>to force a personal agenda on the users of the list, where you effectively
>are telling the users what they have to believe -- and that coercion doesn't
>come with any justification of common need like the virus hacks do.
Sure it does: The protection of their e-mail addresses from exposure to
harvesters. And the protection of their privacy.
For example, someone could sign up to one of my lists with their real
e-mail address, and never post. Their e-mail address is not available to
the public. I no longer, for example, allow "who" or "which" commands by
non-admins (at the user's request initially, I had not thought of it at
that point, this was some time ago). But if I allow the transmission of web
bugs, or HTML scripting in the archives that opens them to cross site
scripting vulnerabilities, their addresses and privacy are not protected.
>So in one case you're taking action for common good and protecting users who
>may be incapable of that action themselves. But in another, it's effectively
>saying "you have to do it my way", but without the damage to the commons
>that comes from inaction. One is the health department locking up people
>with active TB so others don't get it. The other is Greenpeace blockading an
>Esso station because they feel you shouldn't be buying gas there.
It is more like, "The phone company insisting that they will not install a
pen register on your line unless presented with a warrant." You
know?
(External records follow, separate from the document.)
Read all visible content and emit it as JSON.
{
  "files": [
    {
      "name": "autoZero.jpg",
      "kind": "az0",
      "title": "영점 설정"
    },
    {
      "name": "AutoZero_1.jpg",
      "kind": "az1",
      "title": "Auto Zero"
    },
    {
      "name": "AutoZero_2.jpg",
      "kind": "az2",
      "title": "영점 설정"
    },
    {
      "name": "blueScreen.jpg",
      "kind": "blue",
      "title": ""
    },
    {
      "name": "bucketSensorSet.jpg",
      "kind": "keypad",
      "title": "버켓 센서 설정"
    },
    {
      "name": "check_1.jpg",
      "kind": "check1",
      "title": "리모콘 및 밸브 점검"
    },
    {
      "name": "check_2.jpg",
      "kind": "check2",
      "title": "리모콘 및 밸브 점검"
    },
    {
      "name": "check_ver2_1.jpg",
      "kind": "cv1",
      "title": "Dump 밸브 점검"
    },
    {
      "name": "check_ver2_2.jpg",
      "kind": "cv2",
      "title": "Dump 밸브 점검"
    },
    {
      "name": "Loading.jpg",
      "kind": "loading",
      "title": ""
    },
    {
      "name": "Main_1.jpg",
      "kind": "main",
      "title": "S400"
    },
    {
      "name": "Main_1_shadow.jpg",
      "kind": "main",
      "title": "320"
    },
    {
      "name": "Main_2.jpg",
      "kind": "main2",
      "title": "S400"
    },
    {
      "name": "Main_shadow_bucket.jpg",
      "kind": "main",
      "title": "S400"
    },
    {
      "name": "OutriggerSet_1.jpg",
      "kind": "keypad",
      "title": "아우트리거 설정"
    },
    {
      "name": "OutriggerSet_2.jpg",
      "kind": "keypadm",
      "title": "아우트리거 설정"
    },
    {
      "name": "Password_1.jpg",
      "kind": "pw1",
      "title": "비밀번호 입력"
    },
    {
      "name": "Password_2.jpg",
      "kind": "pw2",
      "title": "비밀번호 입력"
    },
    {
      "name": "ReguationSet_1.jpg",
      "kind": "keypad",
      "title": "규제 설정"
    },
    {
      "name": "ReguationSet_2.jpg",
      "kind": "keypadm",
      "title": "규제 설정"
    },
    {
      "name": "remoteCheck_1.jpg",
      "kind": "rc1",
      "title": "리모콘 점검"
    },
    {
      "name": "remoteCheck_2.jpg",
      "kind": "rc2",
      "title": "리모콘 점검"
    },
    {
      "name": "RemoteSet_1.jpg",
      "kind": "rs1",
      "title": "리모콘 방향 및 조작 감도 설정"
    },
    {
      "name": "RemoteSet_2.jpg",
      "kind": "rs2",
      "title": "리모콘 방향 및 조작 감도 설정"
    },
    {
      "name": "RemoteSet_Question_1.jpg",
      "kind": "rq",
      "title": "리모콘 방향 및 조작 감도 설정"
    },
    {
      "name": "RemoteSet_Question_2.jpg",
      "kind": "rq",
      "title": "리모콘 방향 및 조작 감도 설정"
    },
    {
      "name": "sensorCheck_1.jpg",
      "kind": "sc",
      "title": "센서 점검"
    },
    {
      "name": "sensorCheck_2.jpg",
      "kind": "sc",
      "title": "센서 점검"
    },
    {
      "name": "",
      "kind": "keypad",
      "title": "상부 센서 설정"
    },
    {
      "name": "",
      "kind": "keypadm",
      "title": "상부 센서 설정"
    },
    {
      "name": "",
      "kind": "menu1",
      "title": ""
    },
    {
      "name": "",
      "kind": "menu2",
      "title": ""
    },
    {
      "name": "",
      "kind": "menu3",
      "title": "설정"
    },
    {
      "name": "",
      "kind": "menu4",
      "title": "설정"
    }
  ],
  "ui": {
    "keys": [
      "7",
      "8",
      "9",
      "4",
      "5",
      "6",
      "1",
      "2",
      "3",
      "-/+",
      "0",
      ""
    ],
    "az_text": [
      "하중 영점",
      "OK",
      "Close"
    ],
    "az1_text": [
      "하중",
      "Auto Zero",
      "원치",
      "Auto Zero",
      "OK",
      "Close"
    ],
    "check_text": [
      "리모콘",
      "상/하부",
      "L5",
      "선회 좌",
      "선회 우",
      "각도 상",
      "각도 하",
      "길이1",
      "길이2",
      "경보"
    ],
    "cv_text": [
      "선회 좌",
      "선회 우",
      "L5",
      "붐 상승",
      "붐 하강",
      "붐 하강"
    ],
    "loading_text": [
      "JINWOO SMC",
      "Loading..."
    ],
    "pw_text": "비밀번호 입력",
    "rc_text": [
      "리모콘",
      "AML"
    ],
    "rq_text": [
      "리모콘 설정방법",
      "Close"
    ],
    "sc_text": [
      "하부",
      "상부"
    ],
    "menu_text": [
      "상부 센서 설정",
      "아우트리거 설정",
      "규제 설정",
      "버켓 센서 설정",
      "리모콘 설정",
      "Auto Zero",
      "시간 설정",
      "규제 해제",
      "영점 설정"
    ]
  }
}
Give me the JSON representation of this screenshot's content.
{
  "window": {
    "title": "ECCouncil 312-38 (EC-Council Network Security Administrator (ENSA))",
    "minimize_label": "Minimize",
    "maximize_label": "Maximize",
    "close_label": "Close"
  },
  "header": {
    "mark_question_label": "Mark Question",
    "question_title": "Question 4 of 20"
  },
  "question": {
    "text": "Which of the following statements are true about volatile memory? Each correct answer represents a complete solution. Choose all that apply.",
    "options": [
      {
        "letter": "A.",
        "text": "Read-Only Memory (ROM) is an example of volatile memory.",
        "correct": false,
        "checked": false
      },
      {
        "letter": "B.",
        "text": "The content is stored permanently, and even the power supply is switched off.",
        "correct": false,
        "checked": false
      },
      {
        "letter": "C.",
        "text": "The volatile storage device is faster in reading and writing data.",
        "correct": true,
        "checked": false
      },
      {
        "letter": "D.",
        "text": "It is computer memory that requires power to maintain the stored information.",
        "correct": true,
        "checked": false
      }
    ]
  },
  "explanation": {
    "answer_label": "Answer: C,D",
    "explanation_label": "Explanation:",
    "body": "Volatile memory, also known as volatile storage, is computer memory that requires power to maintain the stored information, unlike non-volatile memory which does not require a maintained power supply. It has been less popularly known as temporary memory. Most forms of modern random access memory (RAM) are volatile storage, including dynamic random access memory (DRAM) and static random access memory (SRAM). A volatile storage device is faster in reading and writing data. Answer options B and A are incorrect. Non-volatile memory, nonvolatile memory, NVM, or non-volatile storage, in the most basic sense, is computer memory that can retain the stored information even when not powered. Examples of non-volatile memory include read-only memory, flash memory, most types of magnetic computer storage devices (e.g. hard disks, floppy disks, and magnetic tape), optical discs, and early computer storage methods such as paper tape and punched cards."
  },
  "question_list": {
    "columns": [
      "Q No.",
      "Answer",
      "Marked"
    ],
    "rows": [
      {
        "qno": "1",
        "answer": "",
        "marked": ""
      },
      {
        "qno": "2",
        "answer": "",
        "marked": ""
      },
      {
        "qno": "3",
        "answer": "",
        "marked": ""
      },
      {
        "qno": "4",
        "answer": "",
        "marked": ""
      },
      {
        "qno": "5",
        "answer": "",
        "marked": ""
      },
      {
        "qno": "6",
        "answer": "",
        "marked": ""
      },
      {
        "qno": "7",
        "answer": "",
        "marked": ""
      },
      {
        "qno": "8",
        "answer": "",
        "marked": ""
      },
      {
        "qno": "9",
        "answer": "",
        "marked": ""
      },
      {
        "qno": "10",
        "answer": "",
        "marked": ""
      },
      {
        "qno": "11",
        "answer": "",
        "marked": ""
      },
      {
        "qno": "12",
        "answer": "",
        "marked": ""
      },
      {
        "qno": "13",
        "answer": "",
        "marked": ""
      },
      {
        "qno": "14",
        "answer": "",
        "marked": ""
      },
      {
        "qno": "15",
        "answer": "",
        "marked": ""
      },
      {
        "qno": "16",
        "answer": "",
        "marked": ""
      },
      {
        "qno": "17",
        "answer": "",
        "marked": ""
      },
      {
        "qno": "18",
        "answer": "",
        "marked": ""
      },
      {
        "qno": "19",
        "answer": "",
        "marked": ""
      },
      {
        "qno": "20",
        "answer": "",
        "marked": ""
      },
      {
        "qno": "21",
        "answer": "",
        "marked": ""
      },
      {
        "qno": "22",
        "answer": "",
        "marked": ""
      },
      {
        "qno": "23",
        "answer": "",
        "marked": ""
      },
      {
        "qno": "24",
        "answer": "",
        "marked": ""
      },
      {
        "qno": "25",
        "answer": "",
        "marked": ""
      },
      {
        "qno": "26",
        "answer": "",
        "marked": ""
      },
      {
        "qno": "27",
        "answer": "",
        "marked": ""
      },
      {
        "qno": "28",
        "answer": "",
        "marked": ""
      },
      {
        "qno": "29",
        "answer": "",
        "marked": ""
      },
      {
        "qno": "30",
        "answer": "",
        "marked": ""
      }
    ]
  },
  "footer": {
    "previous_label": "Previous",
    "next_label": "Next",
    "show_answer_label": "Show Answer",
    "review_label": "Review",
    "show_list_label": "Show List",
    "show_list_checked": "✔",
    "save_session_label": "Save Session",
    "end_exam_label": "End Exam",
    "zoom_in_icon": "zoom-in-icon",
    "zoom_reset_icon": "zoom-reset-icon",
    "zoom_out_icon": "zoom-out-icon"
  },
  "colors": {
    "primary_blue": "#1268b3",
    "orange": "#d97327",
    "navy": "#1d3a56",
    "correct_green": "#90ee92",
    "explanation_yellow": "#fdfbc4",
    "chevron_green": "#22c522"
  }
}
Probably 80-90% of the people would not care if the government could
get a pen register without a license.
>Do you, as list admin, have the right to act as greenpeace? I don't believe
I don't think your analogy is at all correct. You might think it is, but
that is because your world view is warped from too much use of apple
My other point is that you have to do it anyway to make the archives safe
for viewing. You might as well make the archives representative of the
actual content distributed on the list.
"Forgive him, for he believes that the customs of his tribe are the laws of
-- George Bernard Shaw (1856-1950)
Nick Simicich - email@example.com